The scale of the perceived security threat to the internet has changed, it is claimed in a survey by investors 3i.
The scale of the perceived security threat to the internet has changed, it is claimed in a survey by investors 3i. ‘E -security expenditure has so far clustered around obviously sensitive sectors, such as financial services and government, which have appeared
vulnerable to attack largely because of the confidential nature of the data they hold. But after the indiscriminate attacks on New York and Washington, it’s clear that any business which relies on the storage and transmission of electronic data, and there aren’t too many that don’t, is at potential risk. Terrorists may try and test out the claims of hackers that the internet can be taken down, at least temporarily, by a concerted attack. Governments can do even more damage: at a conference in Sydney in July 2001, the chief of the Australian Defence Forces warned that more
than 30 countries had advanced and aggressive programmes for waging war by computer. If the very infrastructure by which firms conduct electronic business appears to be under threat, then almost every industry has a vested interest in e-security.’
The current buzz may be around the threat posed by terrorists, the survey adds, but most e -security breaches begin at home: ‘Estimates indicate that anywhere from 60 per cent to 70pc of corporate e-security breaches come from within corporate walls.’ The survey adds: ‘Fostering a sense of loyalty among employees

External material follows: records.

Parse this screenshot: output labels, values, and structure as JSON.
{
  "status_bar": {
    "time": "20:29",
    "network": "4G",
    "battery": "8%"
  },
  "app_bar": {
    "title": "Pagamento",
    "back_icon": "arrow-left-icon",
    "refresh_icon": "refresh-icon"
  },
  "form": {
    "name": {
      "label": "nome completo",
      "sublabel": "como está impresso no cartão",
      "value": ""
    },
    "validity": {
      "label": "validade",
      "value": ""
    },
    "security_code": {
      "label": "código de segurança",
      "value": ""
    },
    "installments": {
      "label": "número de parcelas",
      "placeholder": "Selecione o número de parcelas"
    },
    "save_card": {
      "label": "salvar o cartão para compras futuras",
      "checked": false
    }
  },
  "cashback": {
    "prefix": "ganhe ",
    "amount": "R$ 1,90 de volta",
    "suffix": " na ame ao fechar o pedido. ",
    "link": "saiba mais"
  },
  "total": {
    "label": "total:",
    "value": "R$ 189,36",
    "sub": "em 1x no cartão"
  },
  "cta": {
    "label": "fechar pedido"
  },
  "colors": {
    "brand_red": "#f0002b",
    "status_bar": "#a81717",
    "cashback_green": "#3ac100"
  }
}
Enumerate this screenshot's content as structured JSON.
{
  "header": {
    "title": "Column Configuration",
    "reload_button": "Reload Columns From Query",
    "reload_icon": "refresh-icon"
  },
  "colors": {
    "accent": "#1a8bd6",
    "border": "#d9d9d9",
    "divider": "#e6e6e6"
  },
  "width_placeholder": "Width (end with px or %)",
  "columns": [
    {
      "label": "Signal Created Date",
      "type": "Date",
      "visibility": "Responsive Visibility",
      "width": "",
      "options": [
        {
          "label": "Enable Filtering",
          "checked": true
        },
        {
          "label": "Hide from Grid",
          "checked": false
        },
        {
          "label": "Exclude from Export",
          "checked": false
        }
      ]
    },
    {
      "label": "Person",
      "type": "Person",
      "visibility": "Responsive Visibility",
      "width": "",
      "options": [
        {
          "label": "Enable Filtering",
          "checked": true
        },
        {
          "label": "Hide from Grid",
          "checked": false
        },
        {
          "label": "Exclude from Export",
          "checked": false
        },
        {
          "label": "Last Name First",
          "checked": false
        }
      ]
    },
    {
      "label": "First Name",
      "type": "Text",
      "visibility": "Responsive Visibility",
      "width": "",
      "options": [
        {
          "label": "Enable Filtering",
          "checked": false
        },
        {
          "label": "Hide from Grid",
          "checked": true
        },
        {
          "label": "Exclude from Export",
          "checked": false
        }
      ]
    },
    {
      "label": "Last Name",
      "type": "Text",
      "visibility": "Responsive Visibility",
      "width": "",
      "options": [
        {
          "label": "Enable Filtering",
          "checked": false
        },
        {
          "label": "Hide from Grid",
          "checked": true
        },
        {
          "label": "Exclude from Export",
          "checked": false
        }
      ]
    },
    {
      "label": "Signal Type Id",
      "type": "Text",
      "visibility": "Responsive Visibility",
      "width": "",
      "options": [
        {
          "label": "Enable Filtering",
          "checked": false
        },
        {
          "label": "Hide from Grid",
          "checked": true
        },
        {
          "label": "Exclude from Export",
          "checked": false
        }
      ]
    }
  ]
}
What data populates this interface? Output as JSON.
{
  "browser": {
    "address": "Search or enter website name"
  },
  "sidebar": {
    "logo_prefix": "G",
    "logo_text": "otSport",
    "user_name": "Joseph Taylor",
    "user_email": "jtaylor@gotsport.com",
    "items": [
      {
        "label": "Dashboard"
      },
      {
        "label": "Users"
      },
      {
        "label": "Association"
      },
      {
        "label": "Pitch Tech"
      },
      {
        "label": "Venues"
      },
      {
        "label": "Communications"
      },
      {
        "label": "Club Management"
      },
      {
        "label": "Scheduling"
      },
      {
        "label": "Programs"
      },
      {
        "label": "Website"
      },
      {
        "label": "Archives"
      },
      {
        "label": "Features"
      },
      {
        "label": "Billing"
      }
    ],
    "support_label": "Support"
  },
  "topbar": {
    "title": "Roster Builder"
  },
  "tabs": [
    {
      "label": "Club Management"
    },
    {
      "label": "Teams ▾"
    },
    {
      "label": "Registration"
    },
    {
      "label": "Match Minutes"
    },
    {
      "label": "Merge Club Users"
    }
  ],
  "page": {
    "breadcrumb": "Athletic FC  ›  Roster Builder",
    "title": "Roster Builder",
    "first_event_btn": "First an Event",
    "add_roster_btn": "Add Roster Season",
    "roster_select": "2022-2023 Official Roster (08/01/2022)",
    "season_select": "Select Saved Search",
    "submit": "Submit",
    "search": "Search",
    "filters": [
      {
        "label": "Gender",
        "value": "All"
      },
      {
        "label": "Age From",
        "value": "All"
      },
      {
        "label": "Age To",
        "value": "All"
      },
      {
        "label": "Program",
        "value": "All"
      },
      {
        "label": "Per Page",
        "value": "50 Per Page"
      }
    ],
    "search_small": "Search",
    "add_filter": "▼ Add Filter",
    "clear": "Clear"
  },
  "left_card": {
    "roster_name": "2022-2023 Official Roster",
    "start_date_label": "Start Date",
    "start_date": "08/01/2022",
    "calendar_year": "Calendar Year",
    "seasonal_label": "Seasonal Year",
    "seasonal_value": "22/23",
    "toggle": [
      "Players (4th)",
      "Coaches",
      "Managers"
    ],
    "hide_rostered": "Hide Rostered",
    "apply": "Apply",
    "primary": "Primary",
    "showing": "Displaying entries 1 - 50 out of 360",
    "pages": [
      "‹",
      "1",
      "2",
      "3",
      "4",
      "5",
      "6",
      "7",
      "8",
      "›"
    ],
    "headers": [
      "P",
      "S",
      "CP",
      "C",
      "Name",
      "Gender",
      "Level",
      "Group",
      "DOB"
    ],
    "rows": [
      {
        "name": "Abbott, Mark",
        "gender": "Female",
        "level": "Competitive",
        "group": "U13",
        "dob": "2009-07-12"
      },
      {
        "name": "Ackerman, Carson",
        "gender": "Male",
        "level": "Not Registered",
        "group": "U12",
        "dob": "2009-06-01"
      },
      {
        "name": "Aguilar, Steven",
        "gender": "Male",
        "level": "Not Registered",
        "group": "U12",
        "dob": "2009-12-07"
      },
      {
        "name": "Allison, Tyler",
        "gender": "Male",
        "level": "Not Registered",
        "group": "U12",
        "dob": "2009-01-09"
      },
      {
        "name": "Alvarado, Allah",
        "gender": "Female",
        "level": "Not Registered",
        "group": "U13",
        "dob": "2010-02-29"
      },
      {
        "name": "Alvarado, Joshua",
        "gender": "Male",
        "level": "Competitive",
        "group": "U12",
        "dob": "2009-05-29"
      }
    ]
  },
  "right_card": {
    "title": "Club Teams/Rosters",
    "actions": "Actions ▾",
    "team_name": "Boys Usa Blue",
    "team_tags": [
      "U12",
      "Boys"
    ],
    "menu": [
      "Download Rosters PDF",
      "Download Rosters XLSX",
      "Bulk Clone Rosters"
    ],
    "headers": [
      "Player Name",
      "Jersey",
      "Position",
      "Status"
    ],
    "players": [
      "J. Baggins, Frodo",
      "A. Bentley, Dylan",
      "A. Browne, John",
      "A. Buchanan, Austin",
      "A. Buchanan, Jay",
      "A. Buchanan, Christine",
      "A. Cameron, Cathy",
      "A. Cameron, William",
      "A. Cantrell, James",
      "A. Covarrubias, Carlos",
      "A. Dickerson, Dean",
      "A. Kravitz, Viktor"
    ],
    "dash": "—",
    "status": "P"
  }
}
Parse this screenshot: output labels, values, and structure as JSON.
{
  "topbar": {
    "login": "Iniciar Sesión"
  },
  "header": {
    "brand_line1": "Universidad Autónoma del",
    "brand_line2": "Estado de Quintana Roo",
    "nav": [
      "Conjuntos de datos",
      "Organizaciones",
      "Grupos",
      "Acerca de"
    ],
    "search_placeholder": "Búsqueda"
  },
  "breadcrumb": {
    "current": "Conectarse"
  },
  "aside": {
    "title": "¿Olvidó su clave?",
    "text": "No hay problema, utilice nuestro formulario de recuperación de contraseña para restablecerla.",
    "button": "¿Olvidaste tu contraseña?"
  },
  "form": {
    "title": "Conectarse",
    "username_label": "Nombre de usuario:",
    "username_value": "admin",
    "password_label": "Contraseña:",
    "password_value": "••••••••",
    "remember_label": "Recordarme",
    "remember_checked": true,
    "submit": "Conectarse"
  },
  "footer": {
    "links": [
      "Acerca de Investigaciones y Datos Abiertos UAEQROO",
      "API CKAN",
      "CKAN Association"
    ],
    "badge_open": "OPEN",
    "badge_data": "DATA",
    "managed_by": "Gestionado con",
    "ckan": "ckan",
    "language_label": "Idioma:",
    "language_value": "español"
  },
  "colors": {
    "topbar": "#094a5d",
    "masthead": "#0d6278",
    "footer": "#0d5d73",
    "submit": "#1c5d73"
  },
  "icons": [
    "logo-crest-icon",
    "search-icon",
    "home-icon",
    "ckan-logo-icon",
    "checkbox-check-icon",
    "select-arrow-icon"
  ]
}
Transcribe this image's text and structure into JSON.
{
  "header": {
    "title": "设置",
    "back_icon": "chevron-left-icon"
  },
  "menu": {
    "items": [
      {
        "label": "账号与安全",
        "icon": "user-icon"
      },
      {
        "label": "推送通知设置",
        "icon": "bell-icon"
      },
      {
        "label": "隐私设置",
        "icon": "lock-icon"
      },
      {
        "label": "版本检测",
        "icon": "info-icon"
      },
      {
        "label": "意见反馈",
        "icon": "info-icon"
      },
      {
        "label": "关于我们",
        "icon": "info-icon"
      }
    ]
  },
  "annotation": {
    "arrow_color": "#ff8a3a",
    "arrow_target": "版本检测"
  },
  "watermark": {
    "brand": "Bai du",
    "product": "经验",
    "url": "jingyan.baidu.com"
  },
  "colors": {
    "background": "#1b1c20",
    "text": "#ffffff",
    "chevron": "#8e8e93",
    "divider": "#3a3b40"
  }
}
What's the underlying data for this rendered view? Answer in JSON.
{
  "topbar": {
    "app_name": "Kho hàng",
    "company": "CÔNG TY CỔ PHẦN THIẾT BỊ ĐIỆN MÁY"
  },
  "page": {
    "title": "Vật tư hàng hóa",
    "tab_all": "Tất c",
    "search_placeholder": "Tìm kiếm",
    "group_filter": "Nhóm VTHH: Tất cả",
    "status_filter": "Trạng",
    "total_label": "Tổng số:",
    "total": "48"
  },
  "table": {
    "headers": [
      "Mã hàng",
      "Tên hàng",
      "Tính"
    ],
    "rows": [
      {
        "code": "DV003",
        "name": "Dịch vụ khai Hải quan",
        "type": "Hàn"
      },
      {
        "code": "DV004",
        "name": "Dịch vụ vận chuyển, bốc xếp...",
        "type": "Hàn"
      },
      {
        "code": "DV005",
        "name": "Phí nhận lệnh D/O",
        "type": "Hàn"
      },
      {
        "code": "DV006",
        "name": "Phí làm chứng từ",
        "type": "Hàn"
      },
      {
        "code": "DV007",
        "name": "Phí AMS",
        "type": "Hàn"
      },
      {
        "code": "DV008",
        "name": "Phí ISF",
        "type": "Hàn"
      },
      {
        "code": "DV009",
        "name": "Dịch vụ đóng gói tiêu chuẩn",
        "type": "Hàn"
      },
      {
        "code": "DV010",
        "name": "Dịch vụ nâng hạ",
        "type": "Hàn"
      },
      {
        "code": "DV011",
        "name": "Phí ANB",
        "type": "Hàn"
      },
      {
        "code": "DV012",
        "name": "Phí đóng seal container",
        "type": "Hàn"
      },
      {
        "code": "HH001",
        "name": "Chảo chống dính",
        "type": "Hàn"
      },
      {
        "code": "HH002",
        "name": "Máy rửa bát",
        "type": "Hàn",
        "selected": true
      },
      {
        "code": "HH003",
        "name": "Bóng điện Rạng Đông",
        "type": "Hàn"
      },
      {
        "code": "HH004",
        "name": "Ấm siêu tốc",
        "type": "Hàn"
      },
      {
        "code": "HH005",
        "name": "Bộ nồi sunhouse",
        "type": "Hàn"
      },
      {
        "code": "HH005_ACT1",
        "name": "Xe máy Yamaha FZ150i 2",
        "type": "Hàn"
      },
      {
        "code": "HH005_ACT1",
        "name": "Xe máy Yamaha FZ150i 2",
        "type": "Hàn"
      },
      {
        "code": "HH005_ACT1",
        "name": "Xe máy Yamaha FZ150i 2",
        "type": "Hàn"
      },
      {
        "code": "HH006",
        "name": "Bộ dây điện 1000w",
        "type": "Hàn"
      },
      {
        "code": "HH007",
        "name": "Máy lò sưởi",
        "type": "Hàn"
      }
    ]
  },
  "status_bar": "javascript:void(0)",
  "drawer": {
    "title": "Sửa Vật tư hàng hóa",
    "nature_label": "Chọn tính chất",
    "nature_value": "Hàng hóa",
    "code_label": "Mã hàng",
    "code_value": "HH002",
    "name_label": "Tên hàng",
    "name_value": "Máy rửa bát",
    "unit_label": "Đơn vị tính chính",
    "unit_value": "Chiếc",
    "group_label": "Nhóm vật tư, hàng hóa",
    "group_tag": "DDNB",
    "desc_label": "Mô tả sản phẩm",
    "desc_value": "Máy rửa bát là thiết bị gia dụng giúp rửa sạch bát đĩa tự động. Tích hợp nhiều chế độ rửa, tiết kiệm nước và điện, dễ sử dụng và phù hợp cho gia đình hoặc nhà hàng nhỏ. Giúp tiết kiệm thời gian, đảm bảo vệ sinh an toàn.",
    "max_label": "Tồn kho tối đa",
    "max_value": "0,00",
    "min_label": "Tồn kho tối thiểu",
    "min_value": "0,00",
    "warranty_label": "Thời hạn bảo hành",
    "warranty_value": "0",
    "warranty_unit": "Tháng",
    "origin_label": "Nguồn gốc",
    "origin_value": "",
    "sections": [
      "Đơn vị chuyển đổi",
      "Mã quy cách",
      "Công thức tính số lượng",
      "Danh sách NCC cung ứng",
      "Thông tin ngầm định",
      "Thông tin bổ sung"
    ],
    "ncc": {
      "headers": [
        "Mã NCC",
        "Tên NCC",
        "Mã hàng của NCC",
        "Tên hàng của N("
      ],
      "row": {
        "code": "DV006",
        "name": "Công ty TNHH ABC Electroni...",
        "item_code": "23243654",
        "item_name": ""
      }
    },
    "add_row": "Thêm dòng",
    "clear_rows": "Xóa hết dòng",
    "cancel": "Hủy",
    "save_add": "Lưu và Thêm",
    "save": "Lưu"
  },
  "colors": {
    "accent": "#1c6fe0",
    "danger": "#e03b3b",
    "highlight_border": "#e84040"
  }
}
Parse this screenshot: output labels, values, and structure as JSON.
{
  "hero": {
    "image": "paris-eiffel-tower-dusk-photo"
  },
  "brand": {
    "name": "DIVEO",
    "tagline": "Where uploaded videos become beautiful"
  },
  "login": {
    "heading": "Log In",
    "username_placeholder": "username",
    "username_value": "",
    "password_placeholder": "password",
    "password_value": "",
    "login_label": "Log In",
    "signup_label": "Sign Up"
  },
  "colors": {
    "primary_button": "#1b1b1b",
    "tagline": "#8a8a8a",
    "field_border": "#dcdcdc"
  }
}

is crucial to insuring against t he threat of internal sabotage – and that’s not the job of the IT department but of HR and other senior executives. Physical security procedures, based around biometrics and smart cards, are clearly relevant here too.’ Indeed, when industry figures were surveyed by 3i, the likely threats to the coporate world mentioned were white -collar crime, corporate espionage and internal sabotage. About half of e-security spending goes on authentication and administration and network security (including firewalls).
More companies are turning to dedicated security services firms to run their security infrastructure, it is claimed. ‘Managed Security Services, or MSS as it’s known in e-security lingo, still suffers from a natural reluctance to trust outside firms with security issues, but should do very well in the long term.?
Managing security isn’t an event but a process, the survey points out. If an entire security suite was bought for the company last year, that does not mean that security has been taken care of. However: ‘In the aftermath of the attacks in the US, even more companies are likely to see security as a product to fend off criminals once and for all.’